Amputee Coalition of America Holds Successful Meeting with Top Transportation Security Administration Officials in Washington

Agency pledges better training, cooperation and sensitivity when screening air travelers with limb loss

In response to an Amputee Coalition of America (ACA) member survey showing clear dissatisfaction with Transportation Security Administration (TSA) airport screening practices, TSA and ACA officials met in Washington, D.C., on July 19 to address procedures that have become of increasing concern to travelers with limb loss. Outcomes of the meeting included promises of improvement by TSA regarding issues identified in the survey, as well as a pledge to provide ongoing opportunities for meaningful input by ACA members regarding TSA training, screening procedures, and other areas.

According to Kendra Calhoun, ACA president & CEO, the meeting was clearly a success, and plans were put in place for a new cooperative effort between the two organizations. “TSA was responsive to each issue we brought to the table. We view this meeting as a significant step in the right direction and we are hopeful that we will continue our dialogue about the important issues facing travelers with limb loss as part of the broader conversation about accommodating people with disabilities while maintaining appropriate security.”

In a June 23 ACA press release, results of the member survey were disclosed, showing that 75 percent of the respondents were unsatisfied with their most recent TSA experience. Respondents also expressed overwhelming concern about the TSA agents’ lack of consistency and perceived lack of training regarding the screening of travelers with limb loss. As the results drew much national media attention, TSA was responsive and immediately requested a meeting with ACA officials that included Calhoun, ACA board member and frequent flyer Dr. Jeff Cain, amputee attorney and ACA supporter Peter Thomas, and ACA Capitoline political consultant Liz Roberts.

A number of topics of concern to both the ACA and TSA were discussed and an action plan was put into place to address, correct and mitigate these problems. Among them were:

  • Re-examination of the CastScope X-ray procedure. The ACA has concerns about the amount of radiation to which people are exposed. TSA will increase the frequency of their training and will develop user-friendly information about its safety. TSA and the ACA will partner in disseminating information about this procedure.
    • Development of an alternative to the potentially unsafe practice of using stacked bins to conduct CastScope scans. TSA has had several discussions with Terry Sheehan, MD, ACA Medical Advisory Committee Chair and member of the Board of Directors, about identifying an appropriate stool that could be used for this screening process. After being informed that any stool could be problematic for many bilateral above-knee amputees and those with hip/hemi level amputations, TSA is in the process of examining alternative screening techniques using the CastScope that do not involve amputees having to elevate their foot or leg while standing.
  • Changes in TSA training. TSA will work closely with their training personnel to develop sensitivity training, helping them to identify real-life scenarios and obtain images of prosthetics so that TSA officers can become more familiar with the many kinds of prosthetics they encounter. In a cooperative effort, the ACA offered to participate in this training by providing local amputee volunteers and by facilitating meetings with prosthetic manufacturers.
  • Development of a notification card for travelers with disabilities. TSA recently developed a notification card to provide a mechanism for people with disabilities, medical conditions or medical devices to discreetly inform Transportation Security Officers (TSOs) that they have a condition that may affect their security screening. In addition, having such a card may assist them in moving to the front of any security line or accessing those security lines designated for people with disabilities. The ACA will assist TSA by helping to distribute information about this card to its members.

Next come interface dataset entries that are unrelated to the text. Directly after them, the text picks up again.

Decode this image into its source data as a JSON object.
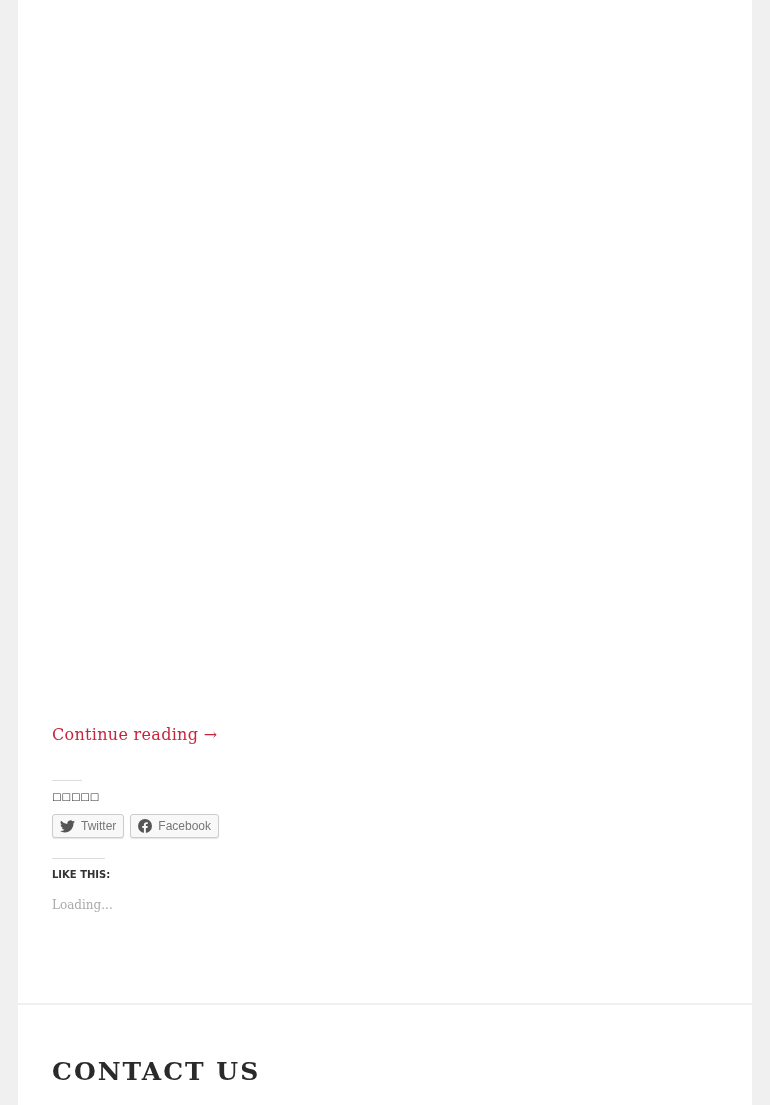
{
  "post": {
    "continue_link": "Continue reading →",
    "share": {
      "heading": "□□□□□",
      "buttons": [
        {
          "kind": "twitter",
          "label": "Twitter"
        },
        {
          "kind": "facebook",
          "label": "Facebook"
        }
      ]
    },
    "likes": {
      "heading": "LIKE THIS:",
      "status": "Loading..."
    }
  },
  "widget": {
    "title": "CONTACT US"
  }
}
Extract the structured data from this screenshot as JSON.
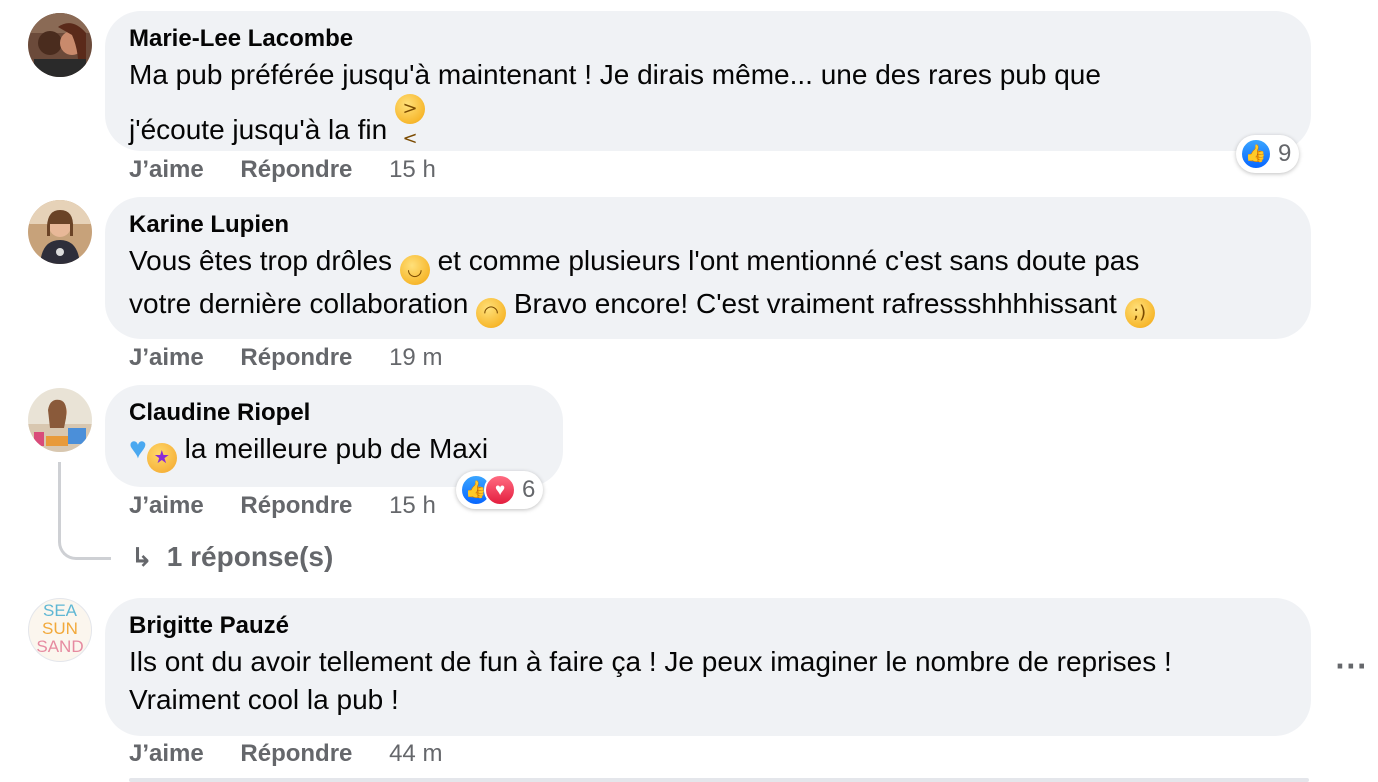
{
  "actions": {
    "like": "J’aime",
    "reply": "Répondre"
  },
  "comments": [
    {
      "author": "Marie-Lee Lacombe",
      "line1": "Ma pub préférée jusqu'à maintenant ! Je dirais même... une des rares pub que",
      "line2": "j'écoute jusqu'à la fin",
      "time": "15 h",
      "reaction_count": "9",
      "reactions": [
        "like-icon"
      ]
    },
    {
      "author": "Karine Lupien",
      "line1a": "Vous êtes trop drôles",
      "line1b": "et comme plusieurs l'ont mentionné c'est sans doute pas",
      "line2a": "votre dernière collaboration",
      "line2b": "Bravo encore! C'est vraiment rafressshhhhissant",
      "time": "19 m"
    },
    {
      "author": "Claudine Riopel",
      "text": "la meilleure pub de Maxi",
      "time": "15 h",
      "reaction_count": "6",
      "reactions": [
        "like-icon",
        "love-icon"
      ],
      "replies_label": "1 réponse(s)"
    },
    {
      "author": "Brigitte Pauzé",
      "line1": "Ils ont du avoir tellement de fun à faire ça ! Je peux imaginer le nombre de reprises !",
      "line2": "Vraiment cool la pub !",
      "time": "44 m",
      "avatar_text": [
        "SEA",
        "SUN",
        "SAND"
      ]
    }
  ],
  "colors": {
    "bubble": "#f0f2f5",
    "meta": "#65676b",
    "like": "#0866ff",
    "love": "#e41e3f"
  }
}
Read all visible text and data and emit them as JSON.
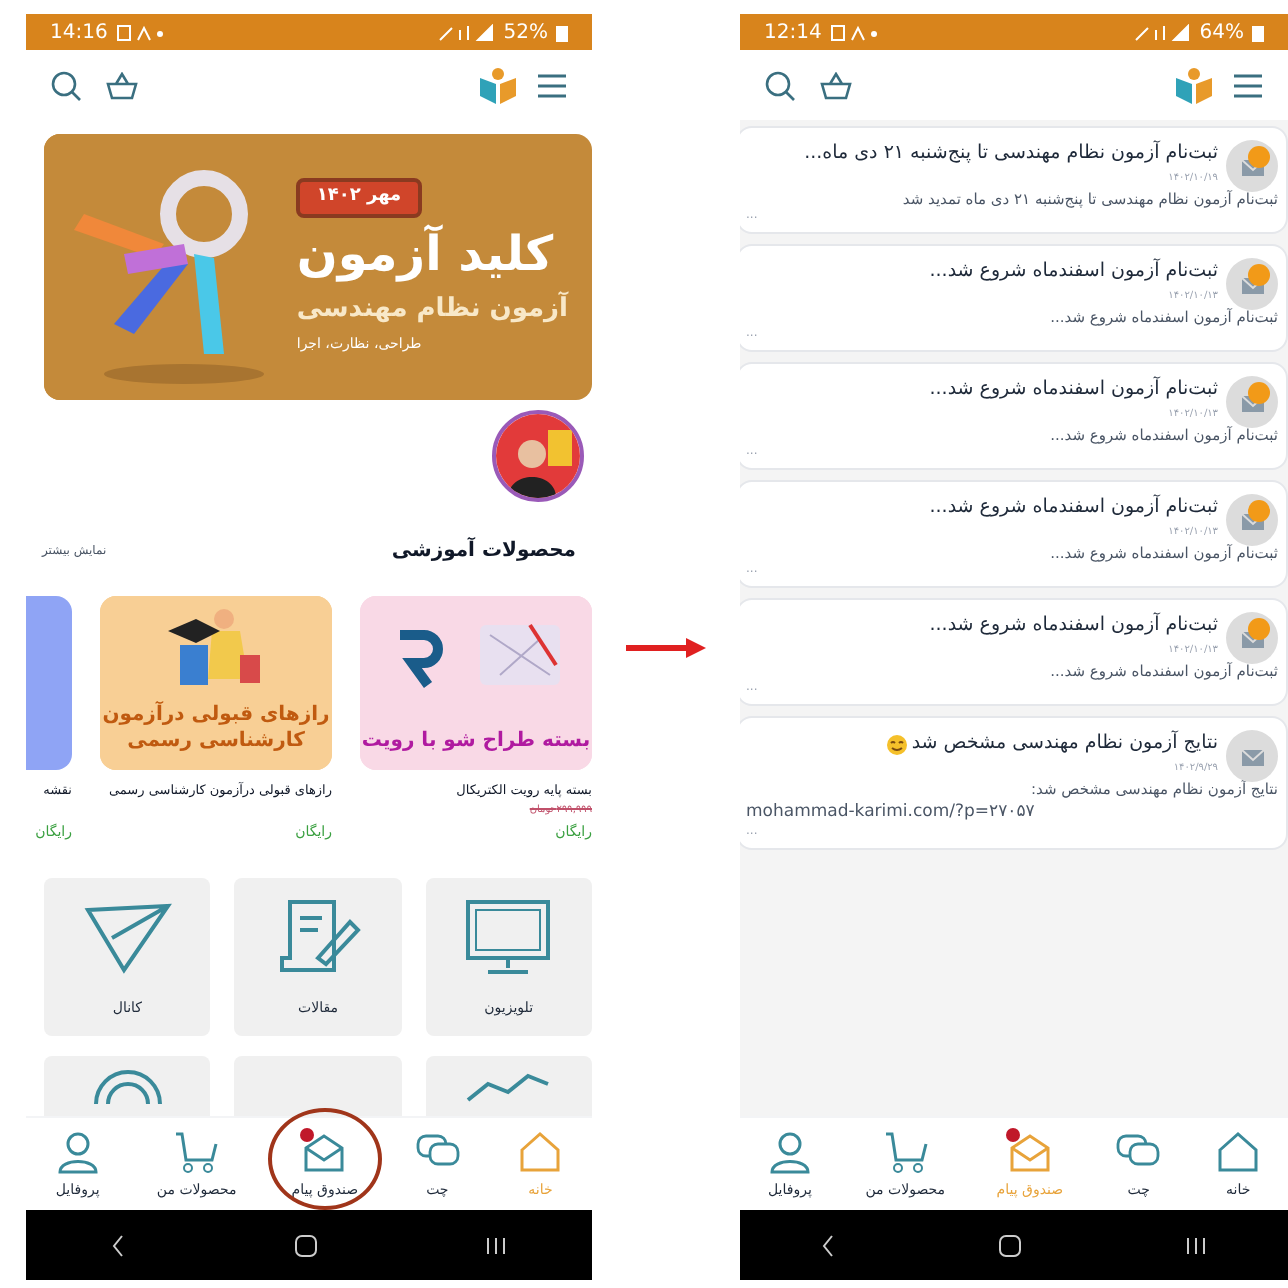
{
  "left_screen": {
    "status_bar": {
      "time": "14:16",
      "battery": "52%"
    },
    "banner": {
      "badge": "مهر ۱۴۰۲",
      "title": "کلید آزمون",
      "subtitle": "آزمون نظام مهندسی",
      "tagline": "طراحی، نظارت، اجرا"
    },
    "section": {
      "title": "محصولات آموزشی",
      "more": "نمایش بیشتر"
    },
    "products": [
      {
        "art_text": "بسته طراح شو با رویت",
        "title": "بسته پایه رویت الکتریکال",
        "old_price": "۲۹۹,۹۹۹ تومان",
        "price": "رایگان",
        "color": "#f9d9e6"
      },
      {
        "art_text": "رازهای قبولی درآزمون کارشناسی رسمی",
        "title": "رازهای قبولی درآزمون کارشناسی رسمی",
        "price": "رایگان",
        "color": "#f8cf95"
      },
      {
        "title": "نقشه",
        "price": "رایگان",
        "color": "#8fa4f5"
      }
    ],
    "tiles": [
      {
        "kind": "tv",
        "label": "تلویزیون"
      },
      {
        "kind": "article",
        "label": "مقالات"
      },
      {
        "kind": "channel",
        "label": "کانال"
      },
      {
        "kind": "chart"
      },
      {
        "kind": "blank"
      },
      {
        "kind": "signal"
      }
    ],
    "nav": [
      {
        "kind": "home",
        "label": "خانه",
        "selected": true,
        "badge": false,
        "circled": false
      },
      {
        "kind": "chat",
        "label": "چت",
        "selected": false,
        "badge": false,
        "circled": false
      },
      {
        "kind": "inbox",
        "label": "صندوق پیام",
        "selected": false,
        "badge": true,
        "circled": true
      },
      {
        "kind": "cart",
        "label": "محصولات من",
        "selected": false,
        "badge": false,
        "circled": false
      },
      {
        "kind": "profile",
        "label": "پروفایل",
        "selected": false,
        "badge": false,
        "circled": false
      }
    ]
  },
  "right_screen": {
    "status_bar": {
      "time": "12:14",
      "battery": "64%"
    },
    "messages": [
      {
        "title": "ثبت‌نام آزمون نظام مهندسی تا پنج‌شنبه ۲۱ دی ماه...",
        "date": "۱۴۰۲/۱۰/۱۹",
        "body": "ثبت‌نام آزمون نظام مهندسی تا پنج‌شنبه ۲۱ دی ماه تمدید شد",
        "more": "...",
        "unread": true,
        "emoji": false
      },
      {
        "title": "ثبت‌نام آزمون اسفندماه شروع شد...",
        "date": "۱۴۰۲/۱۰/۱۳",
        "body": "ثبت‌نام آزمون اسفندماه شروع شد...",
        "more": "...",
        "unread": true,
        "emoji": false
      },
      {
        "title": "ثبت‌نام آزمون اسفندماه شروع شد...",
        "date": "۱۴۰۲/۱۰/۱۳",
        "body": "ثبت‌نام آزمون اسفندماه شروع شد...",
        "more": "...",
        "unread": true,
        "emoji": false
      },
      {
        "title": "ثبت‌نام آزمون اسفندماه شروع شد...",
        "date": "۱۴۰۲/۱۰/۱۳",
        "body": "ثبت‌نام آزمون اسفندماه شروع شد...",
        "more": "...",
        "unread": true,
        "emoji": false
      },
      {
        "title": "ثبت‌نام آزمون اسفندماه شروع شد...",
        "date": "۱۴۰۲/۱۰/۱۳",
        "body": "ثبت‌نام آزمون اسفندماه شروع شد...",
        "more": "...",
        "unread": true,
        "emoji": false
      },
      {
        "title": "نتایج آزمون نظام مهندسی مشخص شد",
        "date": "۱۴۰۲/۹/۲۹",
        "body": "نتایج آزمون نظام مهندسی مشخص شد:",
        "link": "mohammad-karimi.com/?p=۲۷۰۵۷",
        "more": "...",
        "unread": false,
        "emoji": true
      }
    ],
    "nav": [
      {
        "kind": "home",
        "label": "خانه",
        "selected": false,
        "badge": false,
        "circled": false
      },
      {
        "kind": "chat",
        "label": "چت",
        "selected": false,
        "badge": false,
        "circled": false
      },
      {
        "kind": "inbox",
        "label": "صندوق پیام",
        "selected": true,
        "badge": true,
        "circled": false
      },
      {
        "kind": "cart",
        "label": "محصولات من",
        "selected": false,
        "badge": false,
        "circled": false
      },
      {
        "kind": "profile",
        "label": "پروفایل",
        "selected": false,
        "badge": false,
        "circled": false
      }
    ]
  }
}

At the July meeting, a number of other issues of concern to travelers with limb loss were discussed as well. As the TSA procedures and action plans are put into place, the Amputee Coalition will keep members informed by inMotion updates and information on the ACA Web site.

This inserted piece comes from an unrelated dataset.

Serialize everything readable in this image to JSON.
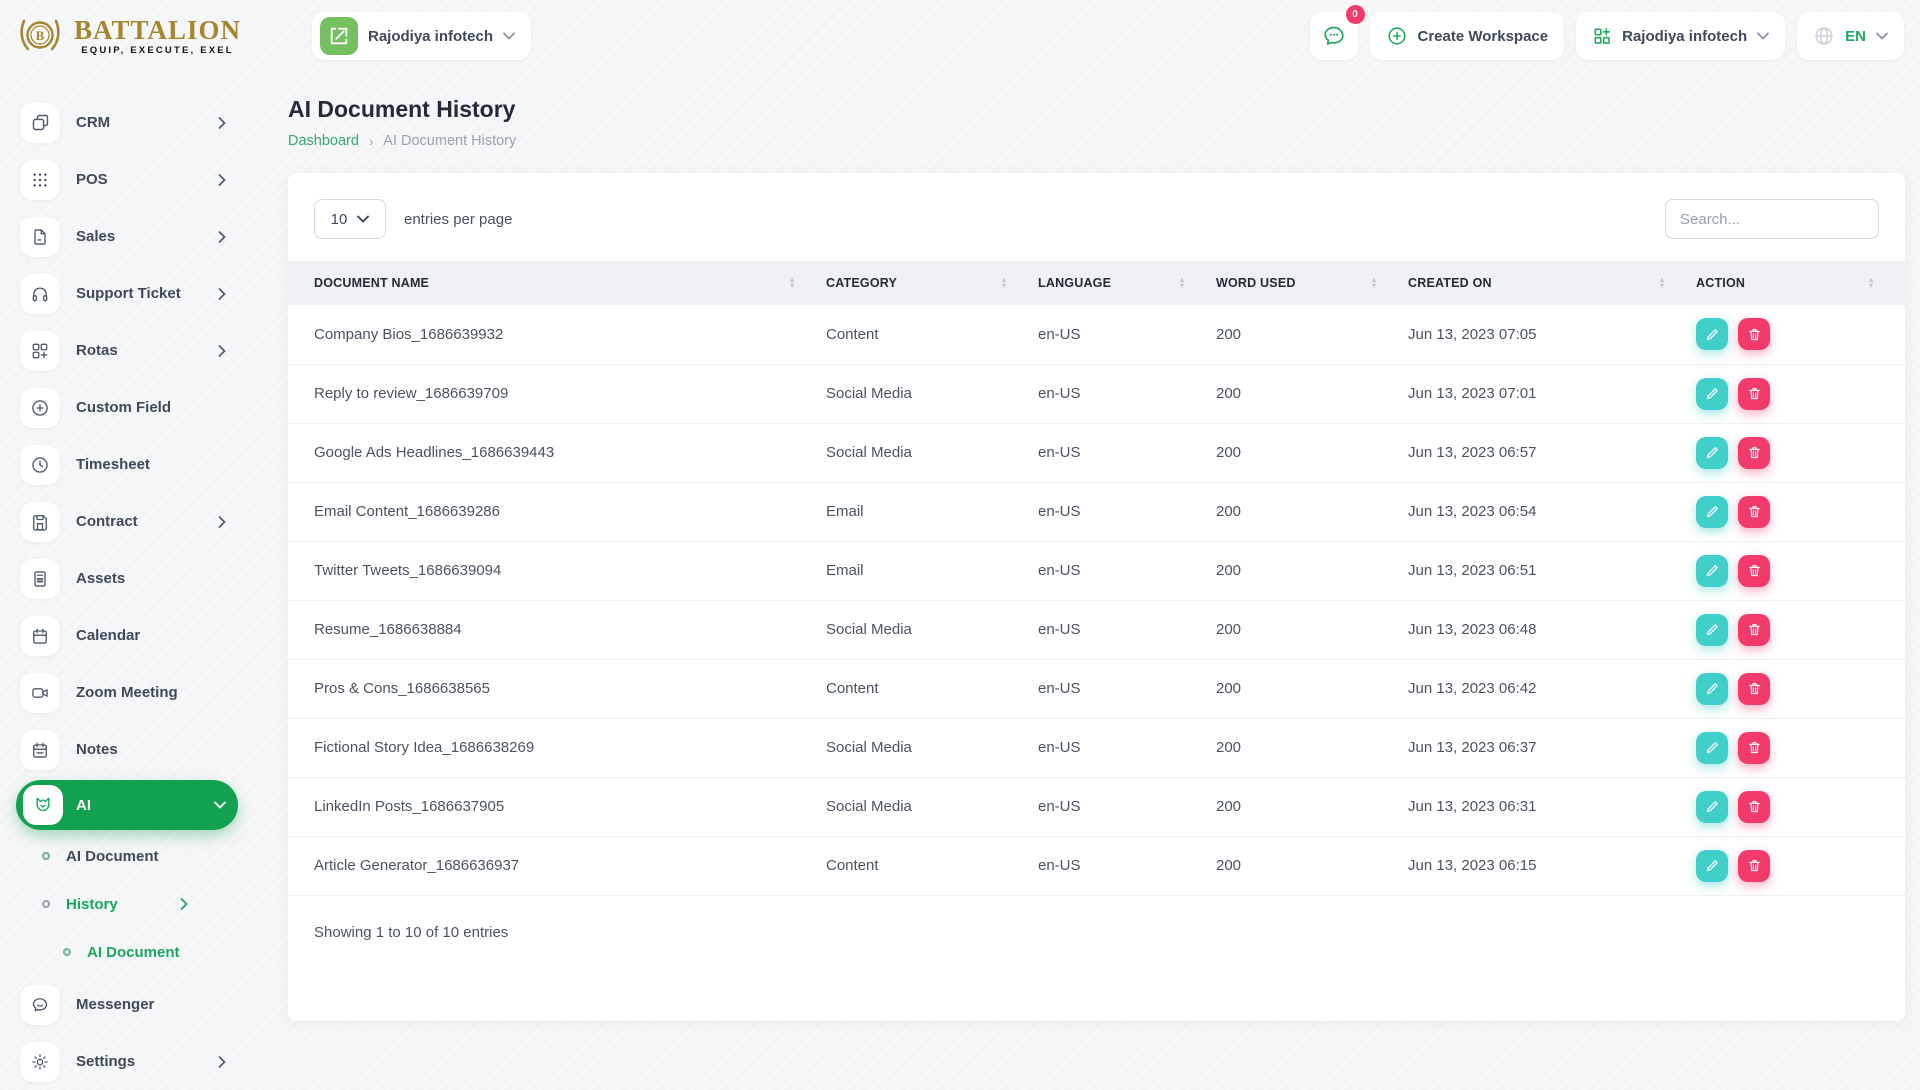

TSA is making plans to appear at the Amputee Coalition’s national conference in Irvine, California, to provide an opportunity for attendees to visit the TSA booth and express their concerns to the TSA representative, Rhonda Basha, director of the Office of Disability Policy and Outreach.

We thank the TSA for their prompt action, concern and dedication in solving these issues for the limb loss community.

As a sidebar, the ACA would like to commend the TSA for their professionalism and cooperation at the Cincinnati-Northern Kentucky International Airport in July, as 90 of our 100 campers flew to and from the Amputee Coalition of America’s Paddy Rossbach Youth Camp. Providing special assistance, lines and procedures, TSA was a great asset in our transportation and logistical efforts.

Friday, August 13, 2010
Source: Amputee Coalition of America